Below are the records; copy every line in them that holds the string "Displaying".

[Records from a collection]
-- Opening Marker --

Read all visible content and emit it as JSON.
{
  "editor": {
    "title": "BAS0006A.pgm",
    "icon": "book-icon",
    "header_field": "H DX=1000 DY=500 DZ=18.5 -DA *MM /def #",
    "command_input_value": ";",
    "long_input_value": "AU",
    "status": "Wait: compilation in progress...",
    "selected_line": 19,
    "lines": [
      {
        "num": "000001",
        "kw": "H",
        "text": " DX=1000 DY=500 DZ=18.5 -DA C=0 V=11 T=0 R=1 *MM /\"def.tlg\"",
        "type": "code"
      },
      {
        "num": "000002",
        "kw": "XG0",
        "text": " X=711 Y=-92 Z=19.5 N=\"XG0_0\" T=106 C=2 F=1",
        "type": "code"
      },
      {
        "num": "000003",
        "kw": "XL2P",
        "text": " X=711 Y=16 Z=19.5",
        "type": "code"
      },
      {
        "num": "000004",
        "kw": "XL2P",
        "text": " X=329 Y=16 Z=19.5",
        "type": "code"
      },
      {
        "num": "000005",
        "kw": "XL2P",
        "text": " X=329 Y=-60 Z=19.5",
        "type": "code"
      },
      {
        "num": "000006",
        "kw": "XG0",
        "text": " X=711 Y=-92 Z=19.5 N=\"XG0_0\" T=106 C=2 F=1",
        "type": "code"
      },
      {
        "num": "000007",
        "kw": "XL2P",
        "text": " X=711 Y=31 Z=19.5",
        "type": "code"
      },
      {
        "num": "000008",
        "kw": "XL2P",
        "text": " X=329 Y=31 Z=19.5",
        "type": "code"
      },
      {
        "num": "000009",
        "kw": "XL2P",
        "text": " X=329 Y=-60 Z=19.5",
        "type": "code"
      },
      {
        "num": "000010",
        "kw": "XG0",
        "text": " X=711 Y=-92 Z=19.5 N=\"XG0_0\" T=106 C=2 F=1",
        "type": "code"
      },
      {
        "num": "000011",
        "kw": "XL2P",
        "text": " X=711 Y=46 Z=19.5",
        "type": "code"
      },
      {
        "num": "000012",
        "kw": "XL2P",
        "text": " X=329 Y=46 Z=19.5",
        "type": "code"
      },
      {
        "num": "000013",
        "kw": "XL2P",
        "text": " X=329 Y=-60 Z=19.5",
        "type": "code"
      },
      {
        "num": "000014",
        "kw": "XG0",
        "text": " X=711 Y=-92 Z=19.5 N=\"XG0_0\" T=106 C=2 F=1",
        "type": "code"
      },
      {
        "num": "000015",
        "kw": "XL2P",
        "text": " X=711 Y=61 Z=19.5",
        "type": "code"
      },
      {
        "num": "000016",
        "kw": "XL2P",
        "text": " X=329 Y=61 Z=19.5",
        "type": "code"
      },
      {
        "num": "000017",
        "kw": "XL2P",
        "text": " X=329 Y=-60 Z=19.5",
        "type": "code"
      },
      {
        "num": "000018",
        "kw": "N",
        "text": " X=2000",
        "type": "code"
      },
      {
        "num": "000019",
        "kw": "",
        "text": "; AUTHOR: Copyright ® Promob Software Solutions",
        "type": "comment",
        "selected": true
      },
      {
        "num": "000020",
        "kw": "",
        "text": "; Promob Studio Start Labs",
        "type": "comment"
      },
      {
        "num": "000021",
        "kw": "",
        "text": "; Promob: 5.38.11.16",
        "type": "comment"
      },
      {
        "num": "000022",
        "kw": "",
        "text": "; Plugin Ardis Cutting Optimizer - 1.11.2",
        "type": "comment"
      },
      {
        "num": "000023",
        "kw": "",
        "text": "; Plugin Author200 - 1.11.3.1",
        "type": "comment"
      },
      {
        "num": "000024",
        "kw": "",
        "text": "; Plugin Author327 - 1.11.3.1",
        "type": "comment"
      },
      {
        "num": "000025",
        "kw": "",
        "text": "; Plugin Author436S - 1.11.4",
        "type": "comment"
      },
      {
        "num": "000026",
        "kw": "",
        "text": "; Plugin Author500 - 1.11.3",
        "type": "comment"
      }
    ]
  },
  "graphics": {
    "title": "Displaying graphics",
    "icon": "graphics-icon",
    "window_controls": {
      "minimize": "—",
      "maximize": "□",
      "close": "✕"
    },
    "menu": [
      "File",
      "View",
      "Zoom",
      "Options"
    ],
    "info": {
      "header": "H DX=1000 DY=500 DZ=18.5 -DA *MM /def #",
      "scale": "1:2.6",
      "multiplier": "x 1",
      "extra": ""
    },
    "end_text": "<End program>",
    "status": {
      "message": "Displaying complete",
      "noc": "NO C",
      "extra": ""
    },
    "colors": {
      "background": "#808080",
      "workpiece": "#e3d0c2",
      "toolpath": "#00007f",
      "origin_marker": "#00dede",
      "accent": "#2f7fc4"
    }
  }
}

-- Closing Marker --

**SOLUTION TO THIS TASK:**
    "title": "Displaying graphics",
      "message": "Displaying complete",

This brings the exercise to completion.